    1. Max! Agreed. I wish there was more to read than the classics on him.

      Spoiler alert...I got these boys on the tabletop and lets just say I'm very happy. I'll get an AAR up for it shortly. New. Favorite. Army!

      Delete
  5. Beautiful unit Monty and history lesson.

    ReplyDelete
    Replies
    1. Thanks! I'm surprised someone hasn't tried to write a script or publish a book recently about Sertorius. I ran out of time to talk about it here but he also was a pirate for a time!

      Delete
  6. That's a beautiful looking unit and some great info as well.

    ReplyDelete
    Replies
    1. Thanks Ray.

      As quick aside, my kids give me grief about my blogging pic. Yours always makes me laugh...in a good way, mind you!

      Delete
  7. Very nice paint job and a good story to, what more to ask for, THANKS !

    Best regards Michael

    ReplyDelete
    Replies
    1. Thanks Dal! It was sad to read that Swedish hero Tord Karlsson met an end similar to Sertorius, killed not in battle but by plot.

      Delete
  8. Once again a great work Monty!

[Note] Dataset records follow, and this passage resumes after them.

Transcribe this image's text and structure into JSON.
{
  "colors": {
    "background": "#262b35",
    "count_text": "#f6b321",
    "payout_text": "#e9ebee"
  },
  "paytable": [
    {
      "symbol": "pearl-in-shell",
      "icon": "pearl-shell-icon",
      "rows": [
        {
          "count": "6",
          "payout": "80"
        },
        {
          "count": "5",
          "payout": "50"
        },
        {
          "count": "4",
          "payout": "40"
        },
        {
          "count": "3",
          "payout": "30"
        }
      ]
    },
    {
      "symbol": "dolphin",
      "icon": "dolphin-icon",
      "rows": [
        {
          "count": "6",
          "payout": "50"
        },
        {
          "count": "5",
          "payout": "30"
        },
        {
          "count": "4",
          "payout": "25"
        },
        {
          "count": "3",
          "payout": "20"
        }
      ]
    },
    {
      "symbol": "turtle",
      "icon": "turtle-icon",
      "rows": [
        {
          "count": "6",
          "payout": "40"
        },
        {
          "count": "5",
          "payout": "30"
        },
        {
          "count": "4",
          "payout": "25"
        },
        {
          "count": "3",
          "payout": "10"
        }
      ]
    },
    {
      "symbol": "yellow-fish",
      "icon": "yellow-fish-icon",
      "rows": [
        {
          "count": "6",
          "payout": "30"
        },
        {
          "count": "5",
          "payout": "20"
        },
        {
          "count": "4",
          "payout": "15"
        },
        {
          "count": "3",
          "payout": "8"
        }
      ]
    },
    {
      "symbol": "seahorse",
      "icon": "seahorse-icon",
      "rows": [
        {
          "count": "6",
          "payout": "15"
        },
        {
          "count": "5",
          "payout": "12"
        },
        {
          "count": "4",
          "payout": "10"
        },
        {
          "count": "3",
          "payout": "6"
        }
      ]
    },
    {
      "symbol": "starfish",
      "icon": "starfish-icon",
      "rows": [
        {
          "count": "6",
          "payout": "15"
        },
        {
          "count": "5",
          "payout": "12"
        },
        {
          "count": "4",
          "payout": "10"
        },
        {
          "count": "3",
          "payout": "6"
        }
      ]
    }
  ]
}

Minis and story, all is very nice...
    Best,
    Phil.

    ReplyDelete
  9. Great looking unit, Monty. Impressive research combined with the work. Best, Dean

    ReplyDelete
    Replies
    1. Thanks Dean. This is a period I've been belatedly mining for 2012 and it is fascinating! I ran out of space to mention that Sertorius and Mithridates (from my Pontic project) signed a treaty, since each was being hunted to extinction by Rome. And Sertorius sent a Roman general under his command to help Mithridates out. All of these dots to connect!

      Delete
  10. cracking work, now I know what I will do with my rebasing of my republicans.....add a few units of Spanish types....

    cheers
    Matt

    ReplyDelete
    Replies
    1. Good call but I'll warn you...painting up scutarii for my Later Carthaginian army got me thinking about doing a spanish army. In for a penny, in for a pound! :-)

      Delete
  11. Love the army in general and your in particular. I have to make my own list a reality which I have been promising for some time (even have all the bases ready, just no figures). Great paint scheme cannot wait to see it in action!!

    All the best
    Lee

    ReplyDelete
  12. Lee! Thank you for your kind words. I've got just a little bit of work to do to get my Sertorius AAR up. Stay tuned!

    ReplyDelete
  13. Superb Monty. Very dangerous little army. Legionaries give it some back bone while still having all the flex of a typical Iberian force....nasty nasty combination. Does FoG let you have Celtiberians as well ?

    ReplyDelete
    Replies
    1. Thanks! The difference between Iberian, Celtiberian and Lusitanian is mostly up to you the painter in FoG. ;-)

      All are treated as Impact Foot, where they get a bonus at impact. The Iberians and Lusitanian are medium foot whereas the Celtiberians can be taken as Heavy foot. The big changeup is Sertorius' Lusitanians allows you to take your Medium foot as drilled. That is huge in this game, as I'll eventually show!

      Delete